Exercise data =
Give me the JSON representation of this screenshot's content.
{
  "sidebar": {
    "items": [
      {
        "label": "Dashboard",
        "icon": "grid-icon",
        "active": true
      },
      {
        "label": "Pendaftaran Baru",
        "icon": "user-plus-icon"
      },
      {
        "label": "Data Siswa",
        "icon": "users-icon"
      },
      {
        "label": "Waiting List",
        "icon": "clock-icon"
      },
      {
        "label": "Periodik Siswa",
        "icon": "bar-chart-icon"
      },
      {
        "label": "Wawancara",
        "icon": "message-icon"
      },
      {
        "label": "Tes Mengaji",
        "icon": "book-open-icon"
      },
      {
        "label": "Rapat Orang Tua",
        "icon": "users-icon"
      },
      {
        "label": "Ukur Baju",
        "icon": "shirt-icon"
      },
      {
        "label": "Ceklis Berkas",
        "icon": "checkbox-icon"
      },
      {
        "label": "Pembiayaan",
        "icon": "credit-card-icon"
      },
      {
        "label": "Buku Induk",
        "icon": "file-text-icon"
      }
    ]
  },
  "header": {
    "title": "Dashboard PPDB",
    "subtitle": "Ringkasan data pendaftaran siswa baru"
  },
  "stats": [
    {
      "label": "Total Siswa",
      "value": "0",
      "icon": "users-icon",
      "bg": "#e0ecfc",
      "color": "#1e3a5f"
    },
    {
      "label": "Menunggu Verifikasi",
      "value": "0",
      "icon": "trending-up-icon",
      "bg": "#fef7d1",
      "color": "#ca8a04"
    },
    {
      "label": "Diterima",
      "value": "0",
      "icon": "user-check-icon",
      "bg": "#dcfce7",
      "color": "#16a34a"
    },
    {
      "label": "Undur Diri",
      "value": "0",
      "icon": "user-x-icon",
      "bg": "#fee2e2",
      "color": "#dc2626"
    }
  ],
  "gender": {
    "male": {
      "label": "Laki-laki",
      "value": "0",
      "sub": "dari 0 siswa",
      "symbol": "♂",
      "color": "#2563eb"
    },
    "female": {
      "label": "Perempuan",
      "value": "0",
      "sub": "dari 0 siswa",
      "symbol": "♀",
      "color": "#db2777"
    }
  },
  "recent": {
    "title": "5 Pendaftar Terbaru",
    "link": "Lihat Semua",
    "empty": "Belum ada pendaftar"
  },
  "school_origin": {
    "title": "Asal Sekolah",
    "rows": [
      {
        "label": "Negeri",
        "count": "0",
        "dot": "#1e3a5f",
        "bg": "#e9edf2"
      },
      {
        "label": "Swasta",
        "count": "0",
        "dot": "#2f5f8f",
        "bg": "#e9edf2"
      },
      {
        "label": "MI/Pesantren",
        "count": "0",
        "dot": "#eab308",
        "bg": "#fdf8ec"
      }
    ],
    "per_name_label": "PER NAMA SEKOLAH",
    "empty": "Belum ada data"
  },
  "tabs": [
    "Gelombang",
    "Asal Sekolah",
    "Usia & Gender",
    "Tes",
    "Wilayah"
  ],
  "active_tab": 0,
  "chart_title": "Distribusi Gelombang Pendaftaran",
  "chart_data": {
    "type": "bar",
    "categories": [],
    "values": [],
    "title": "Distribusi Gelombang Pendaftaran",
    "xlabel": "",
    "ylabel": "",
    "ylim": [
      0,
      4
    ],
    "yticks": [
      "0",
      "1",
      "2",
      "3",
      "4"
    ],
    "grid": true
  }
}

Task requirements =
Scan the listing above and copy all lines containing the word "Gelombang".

Task solution =
    "Gelombang",
  "chart_title": "Distribusi Gelombang Pendaftaran",
    "title": "Distribusi Gelombang Pendaftaran",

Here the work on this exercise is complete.